Despite the existence of common challenges the fact is that some small economies do better than others. In any case we share the view that size in itself is not a sufficient explanatory factor for economic performance. This is borne out in the literature on country experiences such as by Armstrong and Read, (1995, 2001) and Read, (2001). Indeed Armstrong and Read (1995) lament the lack of attention to “potential advantages, which might also arise.” In the same vein one Caribbean economist, Pantin (1994) argues that in the past, too much emphasis has been placed on the disadvantages of small states. Not surprisingly Read (2001) argues that the “literature tends to adopt a fatalistic tone.”
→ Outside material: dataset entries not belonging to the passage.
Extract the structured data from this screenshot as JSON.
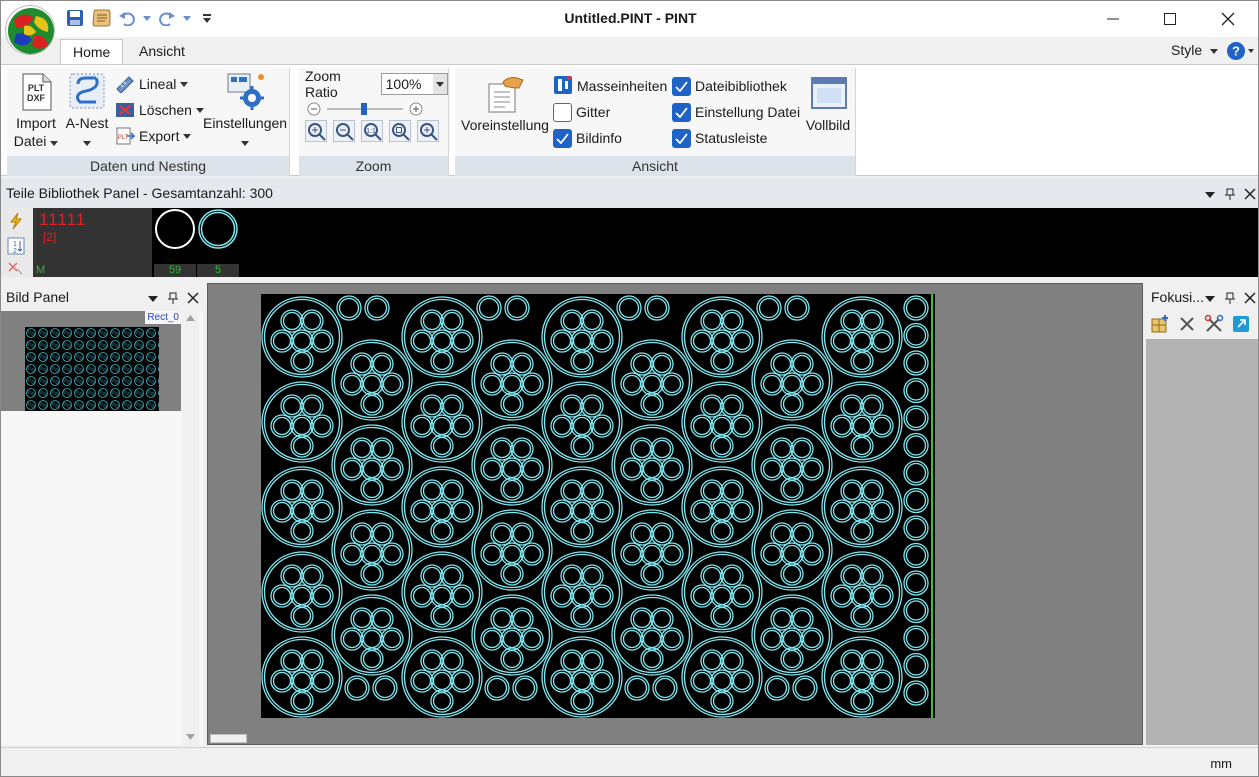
{
  "window": {
    "title": "Untitled.PINT - PINT"
  },
  "tabs": [
    {
      "label": "Home",
      "active": true
    },
    {
      "label": "Ansicht",
      "active": false
    }
  ],
  "style_menu": "Style",
  "ribbon": {
    "daten_group": {
      "label": "Daten und Nesting",
      "import_line1": "Import",
      "import_line2": "Datei",
      "anest": "A-Nest",
      "lineal": "Lineal",
      "loeschen": "Löschen",
      "export": "Export",
      "einstellungen": "Einstellungen"
    },
    "zoom_group": {
      "label": "Zoom",
      "ratio_label": "Zoom Ratio",
      "ratio_value": "100%"
    },
    "ansicht_group": {
      "label": "Ansicht",
      "voreinstellung": "Voreinstellung",
      "masseinheiten": "Masseinheiten",
      "gitter": "Gitter",
      "bildinfo": "Bildinfo",
      "dateibibliothek": "Dateibibliothek",
      "einstellung_datei": "Einstellung Datei",
      "statusleiste": "Statusleiste",
      "vollbild": "Vollbild",
      "checks": {
        "masseinheiten": true,
        "gitter": false,
        "bildinfo": true,
        "dateibibliothek": true,
        "einstellung_datei": true,
        "statusleiste": true
      }
    }
  },
  "parts_panel": {
    "title": "Teile Bibliothek Panel - Gesamtanzahl: 300",
    "part1_name": "11111",
    "part1_count": "[2]",
    "part1_tag": "M",
    "part2_count": "59",
    "part3_count": "5"
  },
  "bild_panel": {
    "title": "Bild Panel",
    "item_label": "Rect_0"
  },
  "fokus_panel": {
    "title": "Fokusi..."
  },
  "status": {
    "units": "mm"
  },
  "colors": {
    "accent": "#1e63c5",
    "part_outline": "#7fe8f0",
    "sheet_bg": "#000000",
    "canvas_bg": "#808080"
  }
}
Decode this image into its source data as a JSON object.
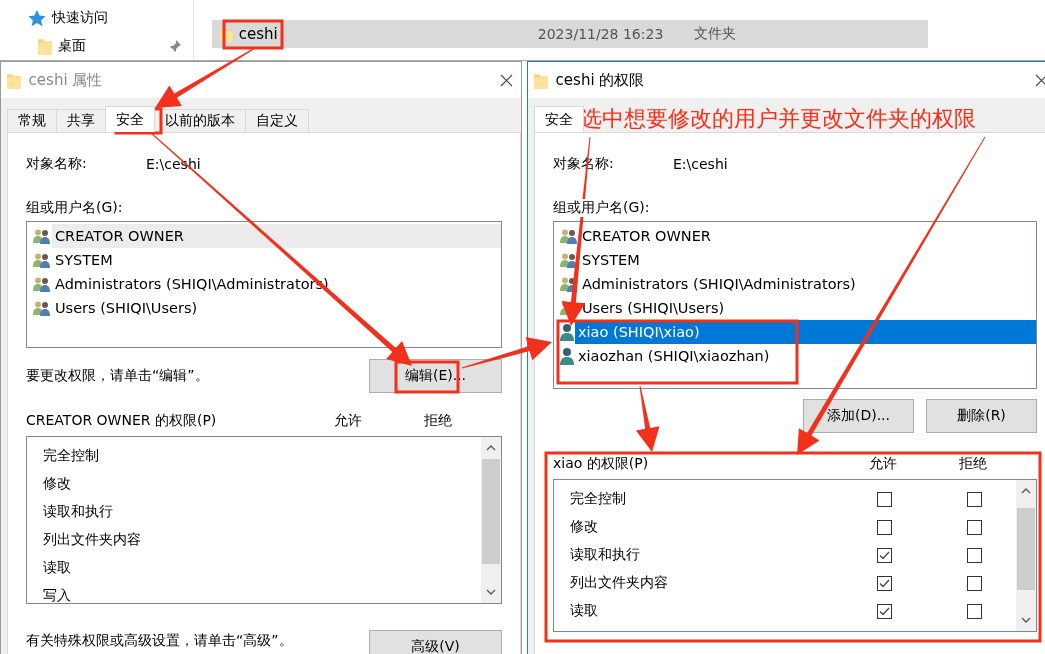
{
  "explorer": {
    "nav_items": [
      {
        "label": "快速访问",
        "kind": "quick",
        "pinned": false
      },
      {
        "label": "桌面",
        "kind": "folder",
        "pinned": true
      }
    ],
    "file_row": {
      "name": "ceshi",
      "modified": "2023/11/28 16:23",
      "type": "文件夹",
      "selected": true
    }
  },
  "properties_dialog": {
    "title": "ceshi 属性",
    "active": false,
    "tabs": [
      {
        "label": "常规",
        "selected": false
      },
      {
        "label": "共享",
        "selected": false
      },
      {
        "label": "安全",
        "selected": true
      },
      {
        "label": "以前的版本",
        "selected": false
      },
      {
        "label": "自定义",
        "selected": false
      }
    ],
    "object_label": "对象名称:",
    "object_value": "E:\\ceshi",
    "users_label": "组或用户名(G):",
    "users": [
      {
        "name": "CREATOR OWNER",
        "kind": "group",
        "selected": false,
        "highlighted": true
      },
      {
        "name": "SYSTEM",
        "kind": "group",
        "selected": false,
        "highlighted": false
      },
      {
        "name": "Administrators (SHIQI\\Administrators)",
        "kind": "group",
        "selected": false,
        "highlighted": false
      },
      {
        "name": "Users (SHIQI\\Users)",
        "kind": "group",
        "selected": false,
        "highlighted": false
      }
    ],
    "edit_hint": "要更改权限，请单击“编辑”。",
    "edit_button": "编辑(E)...",
    "permissions_label": "CREATOR OWNER 的权限(P)",
    "allow_header": "允许",
    "deny_header": "拒绝",
    "permissions": [
      {
        "name": "完全控制"
      },
      {
        "name": "修改"
      },
      {
        "name": "读取和执行"
      },
      {
        "name": "列出文件夹内容"
      },
      {
        "name": "读取"
      },
      {
        "name": "写入"
      }
    ],
    "advanced_hint": "有关特殊权限或高级设置，请单击“高级”。",
    "advanced_button": "高级(V)"
  },
  "permissions_dialog": {
    "title": "ceshi 的权限",
    "active": true,
    "tabs": [
      {
        "label": "安全",
        "selected": true
      }
    ],
    "object_label": "对象名称:",
    "object_value": "E:\\ceshi",
    "users_label": "组或用户名(G):",
    "users": [
      {
        "name": "CREATOR OWNER",
        "kind": "group",
        "selected": false,
        "highlighted": false
      },
      {
        "name": "SYSTEM",
        "kind": "group",
        "selected": false,
        "highlighted": false
      },
      {
        "name": "Administrators (SHIQI\\Administrators)",
        "kind": "group",
        "selected": false,
        "highlighted": false
      },
      {
        "name": "Users (SHIQI\\Users)",
        "kind": "group",
        "selected": false,
        "highlighted": false
      },
      {
        "name": "xiao (SHIQI\\xiao)",
        "kind": "user",
        "selected": true,
        "highlighted": false
      },
      {
        "name": "xiaozhan (SHIQI\\xiaozhan)",
        "kind": "user",
        "selected": false,
        "highlighted": false
      }
    ],
    "add_button": "添加(D)...",
    "remove_button": "删除(R)",
    "permissions_label": "xiao 的权限(P)",
    "allow_header": "允许",
    "deny_header": "拒绝",
    "permissions": [
      {
        "name": "完全控制",
        "allow": false,
        "deny": false
      },
      {
        "name": "修改",
        "allow": false,
        "deny": false
      },
      {
        "name": "读取和执行",
        "allow": true,
        "deny": false
      },
      {
        "name": "列出文件夹内容",
        "allow": true,
        "deny": false
      },
      {
        "name": "读取",
        "allow": true,
        "deny": false
      }
    ]
  },
  "annotation": {
    "text": "选中想要修改的用户并更改文件夹的权限"
  }
}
But just as the pessimistic view seems overly skewed so too might be the more positive positions. Easterly and Kraay (2000) find that small states are nearly 40 percent richer than other states. Read (2001) points to the advantages of small size such as openness to trade and social cohesion.
Perhaps unfortunately, there is a too strong a tendency in parts of the literature to argue as if there is a special virtue in being small. Briguglio (1998) however reminds those of that opinion that small states do tend to be successful “ not because they are small but in spite of this fact.”
Our focus is on explaining the differences in economic performance amongst a group of economies, which are all considered small. Put another way, the issue to be investigated is this. What explains the varying performance amongst a group of small Caribbean economies?
Our review of the literature indicates that the factors explaining growth in small economies might be classified differently depending on the variable(s) of interest of the researcher. Nevertheless certain main factors stand out. These are (1) geography (2) the degree of vulnerability, (3) natural resources (4) openness (5) economic structure (6) workers’ remittances (7) culture and social coherence (8) independence (9) endogenous policy and (10) political stability. I will now discuss each in turn.